However, instead of buying seedless grapes I had bought grapes with seeds in instead (silly me). That set the whole venture back by 2 whole days as I sat debating with myself. Shall I or shall I not go get seedless grapes? Or shall I use the grapes with seeds? Shall I or shall I not go get seedless grapes? Small mind, Big decisions.
But if you only knew how hot it has been here...which is SCORCHING.....you'll know why I hesitate even to put my foot beyond the door. It's so hot I thought I felt my brain fizzle.
That's why on most days I spend a lot of my time debating on non-issues as the rest of the world hurtles by. Obama gets a Nobel Peace Prize, Padang folks struggle to resume life, Thinkers think, a naval ship gets a short circuit and burns up/down, MCA has a leadership issue while my mind tinkers feebly.
Finally I pulled the bag of grapes out from the refrigerator the way Nigella pulls things out from hers. With a cunning look.
Let there be seeds. They'll just have to pick at them, meaning the people who are going to eat the cake. And so the olive oil cake, with the grapes pretending to be olives, was born.
Let there be seeds.
The cake was indeed good. It was very moist and light with a delicate scent of oranges and lemons. The grapes as it turned out did not look like olives after all. As it baked, the grapes lost some of their colour and turned out looking slightly sickly.
And no wonder Laura had suggested that some of the grapes be dropped into the batter half way through the baking.

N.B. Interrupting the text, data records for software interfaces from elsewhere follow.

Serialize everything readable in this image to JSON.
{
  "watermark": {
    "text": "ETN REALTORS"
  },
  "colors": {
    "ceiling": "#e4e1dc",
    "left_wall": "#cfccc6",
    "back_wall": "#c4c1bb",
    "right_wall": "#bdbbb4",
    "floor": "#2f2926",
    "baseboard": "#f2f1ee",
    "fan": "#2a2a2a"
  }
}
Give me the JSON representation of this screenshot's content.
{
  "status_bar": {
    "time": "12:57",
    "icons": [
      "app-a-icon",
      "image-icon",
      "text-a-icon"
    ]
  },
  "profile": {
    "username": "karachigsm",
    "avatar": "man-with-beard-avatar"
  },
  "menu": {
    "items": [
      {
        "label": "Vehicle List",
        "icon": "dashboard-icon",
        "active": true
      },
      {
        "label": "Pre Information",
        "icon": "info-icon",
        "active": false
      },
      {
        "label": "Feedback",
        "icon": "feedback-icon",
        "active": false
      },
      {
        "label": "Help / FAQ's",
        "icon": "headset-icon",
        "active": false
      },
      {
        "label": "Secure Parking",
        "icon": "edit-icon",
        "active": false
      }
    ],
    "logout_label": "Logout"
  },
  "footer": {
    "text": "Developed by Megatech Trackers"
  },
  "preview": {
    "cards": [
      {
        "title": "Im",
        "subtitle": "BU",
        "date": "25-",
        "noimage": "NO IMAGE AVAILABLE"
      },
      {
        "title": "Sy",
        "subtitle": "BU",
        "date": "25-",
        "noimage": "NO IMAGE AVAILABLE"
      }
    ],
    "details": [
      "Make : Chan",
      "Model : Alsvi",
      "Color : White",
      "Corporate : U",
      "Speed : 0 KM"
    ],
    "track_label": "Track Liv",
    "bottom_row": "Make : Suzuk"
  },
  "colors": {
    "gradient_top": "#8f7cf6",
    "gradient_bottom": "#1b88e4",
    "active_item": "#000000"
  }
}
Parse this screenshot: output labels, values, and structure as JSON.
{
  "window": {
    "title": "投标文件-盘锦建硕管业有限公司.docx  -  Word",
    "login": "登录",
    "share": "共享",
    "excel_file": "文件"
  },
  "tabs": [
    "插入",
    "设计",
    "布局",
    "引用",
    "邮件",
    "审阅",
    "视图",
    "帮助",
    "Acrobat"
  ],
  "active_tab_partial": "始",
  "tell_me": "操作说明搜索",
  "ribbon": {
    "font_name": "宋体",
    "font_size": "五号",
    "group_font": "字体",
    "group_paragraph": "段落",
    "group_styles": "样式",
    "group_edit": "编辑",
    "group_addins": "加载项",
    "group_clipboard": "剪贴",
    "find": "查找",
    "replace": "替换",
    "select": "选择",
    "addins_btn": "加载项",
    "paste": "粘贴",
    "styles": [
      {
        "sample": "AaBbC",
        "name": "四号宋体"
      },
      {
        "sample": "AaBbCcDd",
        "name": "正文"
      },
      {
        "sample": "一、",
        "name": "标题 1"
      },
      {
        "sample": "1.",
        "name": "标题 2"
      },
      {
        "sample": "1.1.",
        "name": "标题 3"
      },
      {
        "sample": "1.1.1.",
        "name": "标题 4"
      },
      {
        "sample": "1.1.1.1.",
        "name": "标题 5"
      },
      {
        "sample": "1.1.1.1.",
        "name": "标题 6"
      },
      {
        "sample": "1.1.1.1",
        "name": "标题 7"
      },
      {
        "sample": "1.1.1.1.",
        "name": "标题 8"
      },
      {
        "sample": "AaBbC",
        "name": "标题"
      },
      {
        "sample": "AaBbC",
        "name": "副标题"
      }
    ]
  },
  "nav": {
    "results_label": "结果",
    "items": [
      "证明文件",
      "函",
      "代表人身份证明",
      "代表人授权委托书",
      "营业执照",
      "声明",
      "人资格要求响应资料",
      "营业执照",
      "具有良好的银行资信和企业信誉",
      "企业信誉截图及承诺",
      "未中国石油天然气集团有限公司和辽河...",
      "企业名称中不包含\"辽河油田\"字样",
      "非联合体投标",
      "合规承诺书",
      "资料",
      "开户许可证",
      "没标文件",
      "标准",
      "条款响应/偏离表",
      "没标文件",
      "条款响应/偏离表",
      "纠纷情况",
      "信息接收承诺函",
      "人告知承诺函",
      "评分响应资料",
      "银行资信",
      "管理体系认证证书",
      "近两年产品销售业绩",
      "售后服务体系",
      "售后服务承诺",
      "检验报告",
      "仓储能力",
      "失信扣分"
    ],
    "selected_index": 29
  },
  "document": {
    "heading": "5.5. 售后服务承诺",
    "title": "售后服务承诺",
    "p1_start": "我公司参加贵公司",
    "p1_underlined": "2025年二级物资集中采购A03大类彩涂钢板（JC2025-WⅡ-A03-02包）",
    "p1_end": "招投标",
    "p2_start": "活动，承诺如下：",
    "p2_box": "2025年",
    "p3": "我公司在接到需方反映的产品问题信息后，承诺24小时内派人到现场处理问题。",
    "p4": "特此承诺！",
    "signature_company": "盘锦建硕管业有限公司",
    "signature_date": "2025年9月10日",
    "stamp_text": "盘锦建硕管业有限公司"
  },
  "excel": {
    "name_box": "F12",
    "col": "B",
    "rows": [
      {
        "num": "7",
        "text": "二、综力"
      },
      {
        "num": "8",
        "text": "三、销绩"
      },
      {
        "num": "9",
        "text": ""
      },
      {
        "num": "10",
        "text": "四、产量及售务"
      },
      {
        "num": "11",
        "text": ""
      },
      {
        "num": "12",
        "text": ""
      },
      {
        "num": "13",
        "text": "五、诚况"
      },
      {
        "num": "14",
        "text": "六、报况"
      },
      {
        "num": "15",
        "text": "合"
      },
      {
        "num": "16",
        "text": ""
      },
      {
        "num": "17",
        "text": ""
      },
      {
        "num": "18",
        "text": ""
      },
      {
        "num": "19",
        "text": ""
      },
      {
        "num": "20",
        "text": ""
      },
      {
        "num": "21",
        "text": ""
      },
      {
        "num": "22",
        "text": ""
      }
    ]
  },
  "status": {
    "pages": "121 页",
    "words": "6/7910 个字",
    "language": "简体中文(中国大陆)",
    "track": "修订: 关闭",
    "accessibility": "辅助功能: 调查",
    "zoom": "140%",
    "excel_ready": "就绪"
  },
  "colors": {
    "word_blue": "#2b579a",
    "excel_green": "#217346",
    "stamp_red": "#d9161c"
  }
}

Which I did.
But when I turned the cake out and cut it, I began to wonder where the grapes had all gone. I could swear I put quite a fair bit in. At least 10 of them. But one thing was for sure. They all sank to the bottom. Well they were all pretty big and heavy so perhaps I should have used smaller ones.
But, nevertheless, the cake was really lovely..... and did I say that it was moist and light with a wonderful citrus flavour?
And the fact that it had olive oil in it made me feel better than if there had been butter. Better than butter. Almost.
3/4 cup olive oil (I used extra virgin)
3/4 cup castor sugar
1 cup flour
5 eggs, separated
zest of 1 lemon and 1 orange
some red grapes (I used about 10 or 12)
Preheat oven 350 or 180. Prepare a 9 inch or 8 inch spring form pan, greased and floured.
Beat yolks and sugar until light. Add the zests and then the flour. Mix in the flour until there are no lumps. Add olive oil and stir until well combined to a smooth batter.
Beat egg whites with a whisk until soft peaks form.
Fold in the egg whites into the flour-egg yolk mixture, a little at first, to loosen the mixture. Then add in the rest of the egg whites and fold in with a spatula gently so that not too much air is lost.
Pour batter into prepared pan and drop in half of the red grapes and halfway through baking drop in the rest of the grapes. Bake from the beginning for 35 or 40 minutes or until a skewer inserted comes out clean.
As soon as the cake comes out of the oven brush it with olive oil and sprinkle some brown sugar on top. Let the cake rest for about 10 minutes before turning out. Serve.